◆ **Task objective**
The records below must be retyped exactly.
=== Provided data ===
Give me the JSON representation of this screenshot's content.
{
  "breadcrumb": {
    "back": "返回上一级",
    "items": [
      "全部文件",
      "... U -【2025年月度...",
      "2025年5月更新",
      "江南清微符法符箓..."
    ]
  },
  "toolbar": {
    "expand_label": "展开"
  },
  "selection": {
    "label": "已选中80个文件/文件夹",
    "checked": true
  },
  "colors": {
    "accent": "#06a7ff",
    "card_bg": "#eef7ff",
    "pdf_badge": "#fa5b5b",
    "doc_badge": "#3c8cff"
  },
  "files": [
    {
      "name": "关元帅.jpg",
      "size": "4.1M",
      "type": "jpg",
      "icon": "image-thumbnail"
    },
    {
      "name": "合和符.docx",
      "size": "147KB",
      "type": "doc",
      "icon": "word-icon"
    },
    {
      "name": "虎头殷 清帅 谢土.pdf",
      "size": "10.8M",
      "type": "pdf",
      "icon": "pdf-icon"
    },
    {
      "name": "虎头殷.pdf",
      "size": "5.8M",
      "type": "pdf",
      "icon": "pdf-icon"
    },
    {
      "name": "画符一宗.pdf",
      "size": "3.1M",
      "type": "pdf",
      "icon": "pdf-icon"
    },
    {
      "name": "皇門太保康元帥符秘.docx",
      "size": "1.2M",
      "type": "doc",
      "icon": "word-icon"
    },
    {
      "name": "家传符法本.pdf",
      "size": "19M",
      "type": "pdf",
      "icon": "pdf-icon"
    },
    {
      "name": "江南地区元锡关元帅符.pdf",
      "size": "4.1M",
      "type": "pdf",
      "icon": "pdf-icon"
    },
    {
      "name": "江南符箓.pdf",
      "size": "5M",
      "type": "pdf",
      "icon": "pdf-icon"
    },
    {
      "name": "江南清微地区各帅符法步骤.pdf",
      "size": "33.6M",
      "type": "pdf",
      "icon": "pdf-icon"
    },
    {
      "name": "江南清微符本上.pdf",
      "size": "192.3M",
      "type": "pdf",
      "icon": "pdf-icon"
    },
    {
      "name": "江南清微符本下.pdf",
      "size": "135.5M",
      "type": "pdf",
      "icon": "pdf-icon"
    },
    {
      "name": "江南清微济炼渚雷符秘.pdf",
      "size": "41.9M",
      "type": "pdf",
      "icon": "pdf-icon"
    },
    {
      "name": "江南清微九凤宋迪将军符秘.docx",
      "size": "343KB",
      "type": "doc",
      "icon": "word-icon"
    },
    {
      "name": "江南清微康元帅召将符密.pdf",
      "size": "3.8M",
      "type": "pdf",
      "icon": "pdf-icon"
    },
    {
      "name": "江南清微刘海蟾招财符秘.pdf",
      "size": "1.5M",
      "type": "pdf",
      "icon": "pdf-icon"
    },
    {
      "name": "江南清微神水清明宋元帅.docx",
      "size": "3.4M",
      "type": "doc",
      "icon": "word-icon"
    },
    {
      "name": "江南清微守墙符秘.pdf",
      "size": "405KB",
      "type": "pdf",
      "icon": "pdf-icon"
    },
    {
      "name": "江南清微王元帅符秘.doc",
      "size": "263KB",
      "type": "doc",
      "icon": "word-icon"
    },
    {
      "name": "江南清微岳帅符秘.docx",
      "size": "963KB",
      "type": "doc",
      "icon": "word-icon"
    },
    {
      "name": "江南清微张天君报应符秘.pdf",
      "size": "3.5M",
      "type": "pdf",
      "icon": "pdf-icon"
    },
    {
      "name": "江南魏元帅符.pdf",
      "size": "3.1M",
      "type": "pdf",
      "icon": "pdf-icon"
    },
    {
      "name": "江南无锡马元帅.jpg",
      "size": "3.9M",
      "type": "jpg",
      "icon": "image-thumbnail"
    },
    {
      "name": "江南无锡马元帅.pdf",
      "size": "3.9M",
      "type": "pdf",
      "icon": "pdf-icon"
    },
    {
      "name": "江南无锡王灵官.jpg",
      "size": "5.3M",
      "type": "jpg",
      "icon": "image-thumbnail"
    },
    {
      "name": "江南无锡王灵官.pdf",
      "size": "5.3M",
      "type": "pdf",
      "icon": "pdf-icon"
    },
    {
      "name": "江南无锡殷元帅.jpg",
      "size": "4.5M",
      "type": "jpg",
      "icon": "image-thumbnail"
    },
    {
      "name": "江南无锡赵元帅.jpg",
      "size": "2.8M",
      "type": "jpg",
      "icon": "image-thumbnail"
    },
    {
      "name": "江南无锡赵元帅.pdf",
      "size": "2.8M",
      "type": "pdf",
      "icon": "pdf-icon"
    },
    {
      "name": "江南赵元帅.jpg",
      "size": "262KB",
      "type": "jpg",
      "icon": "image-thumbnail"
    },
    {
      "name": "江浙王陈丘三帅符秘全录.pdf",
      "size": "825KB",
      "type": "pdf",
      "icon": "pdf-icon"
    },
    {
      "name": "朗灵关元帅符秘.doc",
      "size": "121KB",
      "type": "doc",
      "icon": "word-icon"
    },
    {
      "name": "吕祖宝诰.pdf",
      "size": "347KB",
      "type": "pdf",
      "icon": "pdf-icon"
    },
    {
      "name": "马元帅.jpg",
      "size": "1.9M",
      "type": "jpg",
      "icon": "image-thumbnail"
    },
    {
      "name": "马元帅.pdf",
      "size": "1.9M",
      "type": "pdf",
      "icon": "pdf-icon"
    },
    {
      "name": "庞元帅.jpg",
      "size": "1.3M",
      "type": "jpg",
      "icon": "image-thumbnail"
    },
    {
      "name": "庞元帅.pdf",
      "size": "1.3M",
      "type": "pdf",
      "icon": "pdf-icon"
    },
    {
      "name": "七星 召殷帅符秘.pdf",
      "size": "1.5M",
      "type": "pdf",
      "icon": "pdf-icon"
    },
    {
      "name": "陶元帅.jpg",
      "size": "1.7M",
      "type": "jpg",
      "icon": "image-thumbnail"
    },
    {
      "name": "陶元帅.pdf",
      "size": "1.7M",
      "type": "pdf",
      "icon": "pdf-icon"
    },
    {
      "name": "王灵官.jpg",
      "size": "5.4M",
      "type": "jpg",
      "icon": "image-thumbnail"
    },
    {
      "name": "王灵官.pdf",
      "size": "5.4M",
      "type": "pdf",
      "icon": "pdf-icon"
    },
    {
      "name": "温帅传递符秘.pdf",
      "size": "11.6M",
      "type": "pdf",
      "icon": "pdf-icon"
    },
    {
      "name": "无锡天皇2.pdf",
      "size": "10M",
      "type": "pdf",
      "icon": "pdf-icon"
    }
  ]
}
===
◆ **Response below**
Give me the JSON representation of this screenshot's content.
{
  "breadcrumb": {
    "back": "返回上一级",
    "items": [
      "全部文件",
      "... U -【2025年月度...",
      "2025年5月更新",
      "江南清微符法符箓..."
    ]
  },
  "toolbar": {
    "expand_label": "展开"
  },
  "selection": {
    "label": "已选中80个文件/文件夹",
    "checked": true
  },
  "colors": {
    "accent": "#06a7ff",
    "card_bg": "#eef7ff",
    "pdf_badge": "#fa5b5b",
    "doc_badge": "#3c8cff"
  },
  "files": [
    {
      "name": "关元帅.jpg",
      "size": "4.1M",
      "type": "jpg",
      "icon": "image-thumbnail"
    },
    {
      "name": "合和符.docx",
      "size": "147KB",
      "type": "doc",
      "icon": "word-icon"
    },
    {
      "name": "虎头殷 清帅 谢土.pdf",
      "size": "10.8M",
      "type": "pdf",
      "icon": "pdf-icon"
    },
    {
      "name": "虎头殷.pdf",
      "size": "5.8M",
      "type": "pdf",
      "icon": "pdf-icon"
    },
    {
      "name": "画符一宗.pdf",
      "size": "3.1M",
      "type": "pdf",
      "icon": "pdf-icon"
    },
    {
      "name": "皇門太保康元帥符秘.docx",
      "size": "1.2M",
      "type": "doc",
      "icon": "word-icon"
    },
    {
      "name": "家传符法本.pdf",
      "size": "19M",
      "type": "pdf",
      "icon": "pdf-icon"
    },
    {
      "name": "江南地区元锡关元帅符.pdf",
      "size": "4.1M",
      "type": "pdf",
      "icon": "pdf-icon"
    },
    {
      "name": "江南符箓.pdf",
      "size": "5M",
      "type": "pdf",
      "icon": "pdf-icon"
    },
    {
      "name": "江南清微地区各帅符法步骤.pdf",
      "size": "33.6M",
      "type": "pdf",
      "icon": "pdf-icon"
    },
    {
      "name": "江南清微符本上.pdf",
      "size": "192.3M",
      "type": "pdf",
      "icon": "pdf-icon"
    },
    {
      "name": "江南清微符本下.pdf",
      "size": "135.5M",
      "type": "pdf",
      "icon": "pdf-icon"
    },
    {
      "name": "江南清微济炼渚雷符秘.pdf",
      "size": "41.9M",
      "type": "pdf",
      "icon": "pdf-icon"
    },
    {
      "name": "江南清微九凤宋迪将军符秘.docx",
      "size": "343KB",
      "type": "doc",
      "icon": "word-icon"
    },
    {
      "name": "江南清微康元帅召将符密.pdf",
      "size": "3.8M",
      "type": "pdf",
      "icon": "pdf-icon"
    },
    {
      "name": "江南清微刘海蟾招财符秘.pdf",
      "size": "1.5M",
      "type": "pdf",
      "icon": "pdf-icon"
    },
    {
      "name": "江南清微神水清明宋元帅.docx",
      "size": "3.4M",
      "type": "doc",
      "icon": "word-icon"
    },
    {
      "name": "江南清微守墙符秘.pdf",
      "size": "405KB",
      "type": "pdf",
      "icon": "pdf-icon"
    },
    {
      "name": "江南清微王元帅符秘.doc",
      "size": "263KB",
      "type": "doc",
      "icon": "word-icon"
    },
    {
      "name": "江南清微岳帅符秘.docx",
      "size": "963KB",
      "type": "doc",
      "icon": "word-icon"
    },
    {
      "name": "江南清微张天君报应符秘.pdf",
      "size": "3.5M",
      "type": "pdf",
      "icon": "pdf-icon"
    },
    {
      "name": "江南魏元帅符.pdf",
      "size": "3.1M",
      "type": "pdf",
      "icon": "pdf-icon"
    },
    {
      "name": "江南无锡马元帅.jpg",
      "size": "3.9M",
      "type": "jpg",
      "icon": "image-thumbnail"
    },
    {
      "name": "江南无锡马元帅.pdf",
      "size": "3.9M",
      "type": "pdf",
      "icon": "pdf-icon"
    },
    {
      "name": "江南无锡王灵官.jpg",
      "size": "5.3M",
      "type": "jpg",
      "icon": "image-thumbnail"
    },
    {
      "name": "江南无锡王灵官.pdf",
      "size": "5.3M",
      "type": "pdf",
      "icon": "pdf-icon"
    },
    {
      "name": "江南无锡殷元帅.jpg",
      "size": "4.5M",
      "type": "jpg",
      "icon": "image-thumbnail"
    },
    {
      "name": "江南无锡赵元帅.jpg",
      "size": "2.8M",
      "type": "jpg",
      "icon": "image-thumbnail"
    },
    {
      "name": "江南无锡赵元帅.pdf",
      "size": "2.8M",
      "type": "pdf",
      "icon": "pdf-icon"
    },
    {
      "name": "江南赵元帅.jpg",
      "size": "262KB",
      "type": "jpg",
      "icon": "image-thumbnail"
    },
    {
      "name": "江浙王陈丘三帅符秘全录.pdf",
      "size": "825KB",
      "type": "pdf",
      "icon": "pdf-icon"
    },
    {
      "name": "朗灵关元帅符秘.doc",
      "size": "121KB",
      "type": "doc",
      "icon": "word-icon"
    },
    {
      "name": "吕祖宝诰.pdf",
      "size": "347KB",
      "type": "pdf",
      "icon": "pdf-icon"
    },
    {
      "name": "马元帅.jpg",
      "size": "1.9M",
      "type": "jpg",
      "icon": "image-thumbnail"
    },
    {
      "name": "马元帅.pdf",
      "size": "1.9M",
      "type": "pdf",
      "icon": "pdf-icon"
    },
    {
      "name": "庞元帅.jpg",
      "size": "1.3M",
      "type": "jpg",
      "icon": "image-thumbnail"
    },
    {
      "name": "庞元帅.pdf",
      "size": "1.3M",
      "type": "pdf",
      "icon": "pdf-icon"
    },
    {
      "name": "七星 召殷帅符秘.pdf",
      "size": "1.5M",
      "type": "pdf",
      "icon": "pdf-icon"
    },
    {
      "name": "陶元帅.jpg",
      "size": "1.7M",
      "type": "jpg",
      "icon": "image-thumbnail"
    },
    {
      "name": "陶元帅.pdf",
      "size": "1.7M",
      "type": "pdf",
      "icon": "pdf-icon"
    },
    {
      "name": "王灵官.jpg",
      "size": "5.4M",
      "type": "jpg",
      "icon": "image-thumbnail"
    },
    {
      "name": "王灵官.pdf",
      "size": "5.4M",
      "type": "pdf",
      "icon": "pdf-icon"
    },
    {
      "name": "温帅传递符秘.pdf",
      "size": "11.6M",
      "type": "pdf",
      "icon": "pdf-icon"
    },
    {
      "name": "无锡天皇2.pdf",
      "size": "10M",
      "type": "pdf",
      "icon": "pdf-icon"
    }
  ]
}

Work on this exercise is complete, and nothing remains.